One of the chief aims of the collaboration is to identify genomic and immune markers that may predict which patients with SMM are likely to rapidly progress to active disease. Identifying these biomarkers, the MMRF and Dana Farber hope, will ultimately lead to new treatment strategies to delay or even prevent disease progression.
Through the collaboration, roughly 500 patients with SMM who are already enrolled in Dana Farber's PCROWD or PROMISE studies — both of which are efforts to screen and study patients with a high risk of developing blood cancers — will have the chance to contribute blood samples and medical records to the MMRF's CureCloud study.
CureCloud is a remote, direct-to-patient initiative funded by the MMRF through which participants can contribute blood samples from home with the assistance of a mobile phlebotomist. The blood samples undergo genomic analysis though the MMRF's 70-gene cell-free circulating DNA test for multiple myeloma, which is designed to detect somatic variants in genes that are commonly altered or result from clonal hematopoiesis of indeterminate potential. The results from the blood-based next-generation sequencing are returned directly to patients and their treating physicians.
Additionally, the data gleaned from the liquid biopsy test will be linked with deidentified clinical data from patients' electronic health records, as well as to patients' whole-genome and whole-exome sequencing data, circulating tumor cell data, and single-cell RNA sequencing data from both tumor and immune cells. Altogether, this information will comprise "the most complete picture of SMM ever assembled," according to the MMRF and Dana Farber.
"Recent research efforts driven by the MMRF and our partners have identified potential genomic and immune markers that may drive myeloma risk and progression," MMRF CSO Daniel Auclair said in a statement. "This collaboration with Dana Farber will accelerate and enhance our knowledge of risk factors, allowing us to more precisely identify those patients at higher risk of progression to active disease, and laying the groundwork for future transformative, and possibly curative, clinical trials."
Auclair will give a presentation on the 70-gene liquid biopsy assay during the upcoming American Society of Hematology annual meeting.

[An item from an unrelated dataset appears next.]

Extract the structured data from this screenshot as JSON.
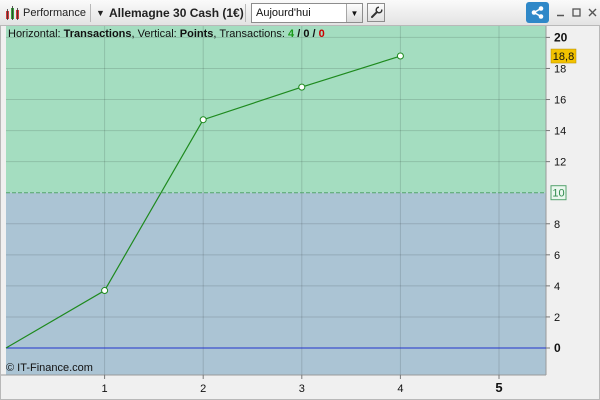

In addition to Dana Farber, the MMRF has also partnered with the Broad Institute, My Gene Counsel, Cota Healthcare, Prometheus Research, among others. In total, the CureCloud Initiative is expected to enroll 5,000 patients. Participants' NGS results will be aggregated with a host of other datasets the MMRF has collected, including immune profiles gleaned through the MMF's Immune Atlas initiative, launched in 2019.